Household and community solar assessment calculator
The project has developed an assessment tool to help accelerate solar power installation.
Centre for Sustainable Energy
Summary: impacts and findings
The project has developed an assessment tool to help accelerate solar power installation. The online system speeds up decision processes by making the benefits of installing solar PV clearer for individual householders and for building owners such as local authorities.
Project aims and approach
To accelerate the growth of solar power, potential photovoltaic (PV) solar panel adopters locally need access to trusted information and support. Householders, community groups and local authorities all want accurate, independent information to identify the potential for rooftop PV on buildings and to assess the contribution that it could make.
This project built a web-based solar modelling tool (the Solar Wizard), which provides modelled estimates for solar generation potential and associated costs at individual building level, without the need for manual input of parameters such as roof size etc.
The tool is designed to make the benefits of installing solar PV clearer for individual householders and building owners, to accelerate decision-making and enable trusted community PV schemes to proliferate.
You can watch a short ‘show and tell’ presentation about this project below, recorded in September 2022. Start from timestamp 38:55.
- Centre for Sustainable Energy (lead)
- Bath & West Community Energy (BWCE)
July 2022 to March 2023
Achievements and barriers
This project has successfully created and demonstrated a solar potential model and associated web-based tool that covers the majority of England, Scotland and Wales.
It takes two forms: an freely-accessible service for householders assessing their own home, and a map-based paid-for service allowing users to explore the potential for solar PV deployment across every building in their local area. The individual building interface is now publicly available, and the mapping interface has been prepared so that it is ready to sell as part of a service package.
The main challenge for the project was the licensing requirements of some of the key datasets used by the tool. This has affected design and the way that the data can be shared; the business model has been developed with this in mind, and will be tested and refined further.
Lessons from the project included:
- Where innovations rely on licensed data, it is vital to discuss early with data holders how access can be best achieved.
- When promoting new tools and services to users it is important to be clear about any limitations so that user trust can be established and grow.
- To launch a service such as this, a gradual rollout and improvement process is likely to be more effective than a one-hit launch.

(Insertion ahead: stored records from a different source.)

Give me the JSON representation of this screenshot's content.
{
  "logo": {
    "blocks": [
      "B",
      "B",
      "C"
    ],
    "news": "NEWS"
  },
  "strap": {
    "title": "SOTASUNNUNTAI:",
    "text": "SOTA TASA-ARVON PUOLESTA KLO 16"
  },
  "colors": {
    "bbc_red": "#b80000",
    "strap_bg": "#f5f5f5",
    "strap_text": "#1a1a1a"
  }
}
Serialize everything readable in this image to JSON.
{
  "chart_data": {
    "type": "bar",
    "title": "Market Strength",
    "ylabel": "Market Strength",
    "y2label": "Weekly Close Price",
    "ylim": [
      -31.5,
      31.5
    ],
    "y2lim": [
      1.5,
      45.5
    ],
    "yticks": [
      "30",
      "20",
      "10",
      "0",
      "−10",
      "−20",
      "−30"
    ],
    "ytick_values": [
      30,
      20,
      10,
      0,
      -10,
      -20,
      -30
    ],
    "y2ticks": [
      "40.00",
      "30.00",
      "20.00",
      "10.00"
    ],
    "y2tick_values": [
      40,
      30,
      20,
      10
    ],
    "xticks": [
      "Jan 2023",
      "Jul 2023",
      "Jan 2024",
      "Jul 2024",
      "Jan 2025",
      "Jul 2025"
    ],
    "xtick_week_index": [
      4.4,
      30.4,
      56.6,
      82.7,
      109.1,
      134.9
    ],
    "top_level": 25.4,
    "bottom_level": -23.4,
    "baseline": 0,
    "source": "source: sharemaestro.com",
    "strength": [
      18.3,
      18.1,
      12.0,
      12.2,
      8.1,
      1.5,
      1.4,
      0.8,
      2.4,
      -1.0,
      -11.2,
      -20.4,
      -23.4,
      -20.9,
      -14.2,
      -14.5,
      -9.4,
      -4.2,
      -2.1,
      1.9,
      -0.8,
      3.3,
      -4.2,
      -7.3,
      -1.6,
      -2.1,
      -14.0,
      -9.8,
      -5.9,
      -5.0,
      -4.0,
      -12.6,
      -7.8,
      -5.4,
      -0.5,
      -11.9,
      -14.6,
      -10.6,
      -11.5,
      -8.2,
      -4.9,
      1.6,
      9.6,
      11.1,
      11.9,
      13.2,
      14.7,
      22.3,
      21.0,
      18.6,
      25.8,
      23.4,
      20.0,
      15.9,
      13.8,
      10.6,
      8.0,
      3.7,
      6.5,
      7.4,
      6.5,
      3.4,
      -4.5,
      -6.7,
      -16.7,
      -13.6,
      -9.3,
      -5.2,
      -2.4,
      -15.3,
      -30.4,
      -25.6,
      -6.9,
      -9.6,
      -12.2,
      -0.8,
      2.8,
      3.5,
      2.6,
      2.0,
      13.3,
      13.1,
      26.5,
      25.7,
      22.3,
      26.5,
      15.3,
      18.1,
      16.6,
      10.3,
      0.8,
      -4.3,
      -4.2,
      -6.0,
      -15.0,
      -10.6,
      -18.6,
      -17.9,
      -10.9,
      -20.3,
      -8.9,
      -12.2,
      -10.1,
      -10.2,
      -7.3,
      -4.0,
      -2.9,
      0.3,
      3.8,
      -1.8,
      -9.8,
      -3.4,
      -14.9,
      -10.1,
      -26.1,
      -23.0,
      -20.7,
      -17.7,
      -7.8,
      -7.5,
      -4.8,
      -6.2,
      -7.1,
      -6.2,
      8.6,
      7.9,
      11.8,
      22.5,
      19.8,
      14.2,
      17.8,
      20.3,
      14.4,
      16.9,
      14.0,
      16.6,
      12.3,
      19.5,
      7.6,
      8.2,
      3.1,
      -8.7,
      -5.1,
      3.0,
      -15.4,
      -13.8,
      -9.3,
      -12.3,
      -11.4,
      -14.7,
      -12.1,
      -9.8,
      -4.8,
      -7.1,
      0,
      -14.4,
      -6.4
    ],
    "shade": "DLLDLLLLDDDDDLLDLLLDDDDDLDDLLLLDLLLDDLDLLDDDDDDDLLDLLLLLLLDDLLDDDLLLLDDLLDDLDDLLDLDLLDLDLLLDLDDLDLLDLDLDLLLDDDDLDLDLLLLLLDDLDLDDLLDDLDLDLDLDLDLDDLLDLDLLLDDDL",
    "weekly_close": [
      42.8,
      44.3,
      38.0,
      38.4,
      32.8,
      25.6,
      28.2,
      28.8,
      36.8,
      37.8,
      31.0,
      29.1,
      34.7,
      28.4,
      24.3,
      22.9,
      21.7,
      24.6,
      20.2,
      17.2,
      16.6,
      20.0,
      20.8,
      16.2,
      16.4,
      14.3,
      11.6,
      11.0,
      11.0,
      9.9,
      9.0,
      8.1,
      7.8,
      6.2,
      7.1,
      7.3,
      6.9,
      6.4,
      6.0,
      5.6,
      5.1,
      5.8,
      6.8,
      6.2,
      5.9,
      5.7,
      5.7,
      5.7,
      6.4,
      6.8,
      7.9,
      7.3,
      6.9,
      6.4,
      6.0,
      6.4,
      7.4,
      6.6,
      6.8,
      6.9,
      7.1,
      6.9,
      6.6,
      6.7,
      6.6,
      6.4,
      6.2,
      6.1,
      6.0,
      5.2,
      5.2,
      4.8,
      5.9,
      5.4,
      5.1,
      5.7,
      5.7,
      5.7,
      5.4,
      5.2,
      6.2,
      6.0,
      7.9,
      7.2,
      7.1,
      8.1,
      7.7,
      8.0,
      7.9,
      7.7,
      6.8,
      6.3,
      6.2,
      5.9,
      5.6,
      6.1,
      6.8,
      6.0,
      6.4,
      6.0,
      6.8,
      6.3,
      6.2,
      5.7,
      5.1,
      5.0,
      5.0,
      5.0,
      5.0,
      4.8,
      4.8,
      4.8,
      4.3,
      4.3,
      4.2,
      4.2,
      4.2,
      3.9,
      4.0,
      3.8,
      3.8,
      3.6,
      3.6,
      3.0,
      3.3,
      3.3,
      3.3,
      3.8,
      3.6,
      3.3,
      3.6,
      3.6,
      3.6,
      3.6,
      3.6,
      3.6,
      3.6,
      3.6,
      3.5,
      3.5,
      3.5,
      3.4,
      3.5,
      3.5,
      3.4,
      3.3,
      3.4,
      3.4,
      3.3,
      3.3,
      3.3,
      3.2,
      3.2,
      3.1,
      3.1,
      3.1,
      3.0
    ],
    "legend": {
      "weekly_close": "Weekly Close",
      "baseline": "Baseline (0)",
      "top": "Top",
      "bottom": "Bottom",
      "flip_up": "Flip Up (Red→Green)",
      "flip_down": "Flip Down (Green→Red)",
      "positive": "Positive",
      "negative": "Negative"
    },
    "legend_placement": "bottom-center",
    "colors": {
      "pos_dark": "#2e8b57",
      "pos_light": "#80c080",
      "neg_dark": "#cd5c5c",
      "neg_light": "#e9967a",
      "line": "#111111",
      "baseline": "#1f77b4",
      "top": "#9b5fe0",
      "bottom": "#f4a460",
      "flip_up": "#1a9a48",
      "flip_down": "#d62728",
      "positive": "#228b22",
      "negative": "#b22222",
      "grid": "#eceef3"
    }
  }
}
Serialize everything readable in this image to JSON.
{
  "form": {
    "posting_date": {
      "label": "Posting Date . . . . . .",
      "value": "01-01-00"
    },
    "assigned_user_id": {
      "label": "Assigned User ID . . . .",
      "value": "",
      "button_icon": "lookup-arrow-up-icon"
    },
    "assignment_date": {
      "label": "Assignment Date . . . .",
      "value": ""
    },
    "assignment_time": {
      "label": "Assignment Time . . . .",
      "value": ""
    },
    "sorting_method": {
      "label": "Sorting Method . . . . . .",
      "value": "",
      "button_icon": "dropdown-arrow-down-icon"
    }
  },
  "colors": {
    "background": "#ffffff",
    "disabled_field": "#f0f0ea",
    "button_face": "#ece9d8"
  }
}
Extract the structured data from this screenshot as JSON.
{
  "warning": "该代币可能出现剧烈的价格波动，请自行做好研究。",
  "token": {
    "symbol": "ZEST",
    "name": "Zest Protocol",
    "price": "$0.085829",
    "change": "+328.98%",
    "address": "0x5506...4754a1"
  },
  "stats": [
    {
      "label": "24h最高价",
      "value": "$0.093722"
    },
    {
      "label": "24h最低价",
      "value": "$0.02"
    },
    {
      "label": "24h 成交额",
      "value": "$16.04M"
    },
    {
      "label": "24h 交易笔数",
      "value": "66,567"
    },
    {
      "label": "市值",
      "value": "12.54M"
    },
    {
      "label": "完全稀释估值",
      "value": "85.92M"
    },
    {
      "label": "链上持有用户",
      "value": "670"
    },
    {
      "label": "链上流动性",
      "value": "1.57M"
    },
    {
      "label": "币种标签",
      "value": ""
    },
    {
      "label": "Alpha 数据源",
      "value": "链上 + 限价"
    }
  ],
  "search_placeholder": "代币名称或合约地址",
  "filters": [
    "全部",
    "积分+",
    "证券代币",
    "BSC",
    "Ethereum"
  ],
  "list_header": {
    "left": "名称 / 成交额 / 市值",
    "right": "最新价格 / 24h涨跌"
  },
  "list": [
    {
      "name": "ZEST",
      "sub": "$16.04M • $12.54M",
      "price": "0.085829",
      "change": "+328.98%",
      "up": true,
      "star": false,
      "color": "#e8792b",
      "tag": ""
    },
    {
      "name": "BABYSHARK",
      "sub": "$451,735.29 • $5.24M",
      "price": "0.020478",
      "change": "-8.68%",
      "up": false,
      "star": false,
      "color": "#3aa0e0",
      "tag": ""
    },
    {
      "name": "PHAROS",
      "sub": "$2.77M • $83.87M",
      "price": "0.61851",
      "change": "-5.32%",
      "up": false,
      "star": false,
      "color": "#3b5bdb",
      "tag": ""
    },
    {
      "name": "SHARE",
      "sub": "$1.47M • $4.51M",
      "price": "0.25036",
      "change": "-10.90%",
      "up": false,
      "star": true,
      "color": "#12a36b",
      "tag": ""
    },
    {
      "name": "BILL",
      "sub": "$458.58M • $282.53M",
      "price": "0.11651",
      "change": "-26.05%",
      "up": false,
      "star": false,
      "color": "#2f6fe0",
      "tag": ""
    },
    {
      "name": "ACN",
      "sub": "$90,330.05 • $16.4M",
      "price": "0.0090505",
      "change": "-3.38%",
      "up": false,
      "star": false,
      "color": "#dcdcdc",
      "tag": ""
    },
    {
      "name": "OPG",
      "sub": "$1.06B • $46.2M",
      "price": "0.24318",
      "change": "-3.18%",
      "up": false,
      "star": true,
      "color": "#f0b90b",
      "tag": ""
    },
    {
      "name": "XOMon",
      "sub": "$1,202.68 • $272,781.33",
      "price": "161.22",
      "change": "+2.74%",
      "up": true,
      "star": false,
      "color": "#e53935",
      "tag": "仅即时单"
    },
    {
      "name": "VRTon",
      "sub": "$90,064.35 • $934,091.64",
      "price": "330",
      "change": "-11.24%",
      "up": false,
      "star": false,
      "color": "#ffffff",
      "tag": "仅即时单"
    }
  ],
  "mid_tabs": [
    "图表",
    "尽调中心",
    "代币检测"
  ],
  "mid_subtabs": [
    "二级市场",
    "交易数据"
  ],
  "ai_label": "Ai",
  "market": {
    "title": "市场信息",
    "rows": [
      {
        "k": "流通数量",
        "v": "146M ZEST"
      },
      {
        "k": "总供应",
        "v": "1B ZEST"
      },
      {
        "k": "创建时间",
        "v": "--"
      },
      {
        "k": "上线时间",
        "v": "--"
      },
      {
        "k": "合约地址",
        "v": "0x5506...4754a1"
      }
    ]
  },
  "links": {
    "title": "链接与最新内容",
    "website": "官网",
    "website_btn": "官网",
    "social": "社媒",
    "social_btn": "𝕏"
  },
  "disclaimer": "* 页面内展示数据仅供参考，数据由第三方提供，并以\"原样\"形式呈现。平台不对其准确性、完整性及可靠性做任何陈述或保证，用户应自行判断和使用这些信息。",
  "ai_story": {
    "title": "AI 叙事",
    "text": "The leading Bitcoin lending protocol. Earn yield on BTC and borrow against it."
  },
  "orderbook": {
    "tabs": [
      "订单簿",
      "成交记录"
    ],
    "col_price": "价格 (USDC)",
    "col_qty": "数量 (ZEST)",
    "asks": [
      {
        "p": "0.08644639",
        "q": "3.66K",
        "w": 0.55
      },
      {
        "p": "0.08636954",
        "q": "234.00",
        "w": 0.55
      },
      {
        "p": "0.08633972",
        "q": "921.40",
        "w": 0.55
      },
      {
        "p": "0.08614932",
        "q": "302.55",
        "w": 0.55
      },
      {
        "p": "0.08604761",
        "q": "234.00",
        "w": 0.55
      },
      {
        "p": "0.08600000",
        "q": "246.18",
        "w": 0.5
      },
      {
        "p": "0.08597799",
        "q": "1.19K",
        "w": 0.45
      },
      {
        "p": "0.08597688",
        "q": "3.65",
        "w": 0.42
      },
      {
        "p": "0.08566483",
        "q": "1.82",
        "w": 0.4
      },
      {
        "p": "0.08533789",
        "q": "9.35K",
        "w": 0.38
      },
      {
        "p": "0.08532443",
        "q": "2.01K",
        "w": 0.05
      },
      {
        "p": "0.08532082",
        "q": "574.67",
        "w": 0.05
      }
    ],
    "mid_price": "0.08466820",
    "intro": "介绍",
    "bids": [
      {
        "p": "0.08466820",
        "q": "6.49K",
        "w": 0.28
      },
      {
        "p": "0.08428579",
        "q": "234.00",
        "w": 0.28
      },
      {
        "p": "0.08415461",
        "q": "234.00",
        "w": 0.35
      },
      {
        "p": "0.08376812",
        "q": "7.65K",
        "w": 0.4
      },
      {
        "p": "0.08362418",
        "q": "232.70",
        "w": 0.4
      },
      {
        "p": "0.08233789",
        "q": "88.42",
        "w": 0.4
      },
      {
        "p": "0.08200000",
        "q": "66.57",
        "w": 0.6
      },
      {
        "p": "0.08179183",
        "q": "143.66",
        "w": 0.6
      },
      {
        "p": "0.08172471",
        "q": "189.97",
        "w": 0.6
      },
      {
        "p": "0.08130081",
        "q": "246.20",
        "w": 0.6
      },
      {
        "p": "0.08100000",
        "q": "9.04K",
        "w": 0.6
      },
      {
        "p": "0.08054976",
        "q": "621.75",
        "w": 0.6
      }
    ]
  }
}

In the first instance, the Centre for Sustainable Energy intends to promote the tool as a paid-for service to local authorities.
For the future, it plans to continue the development of the tool to include further features and datasets such as Energy Performance Certificate data, grid constraint data and smart meter data. The solar model which underlies the Solar Wizard application has been made publicly available for others to use.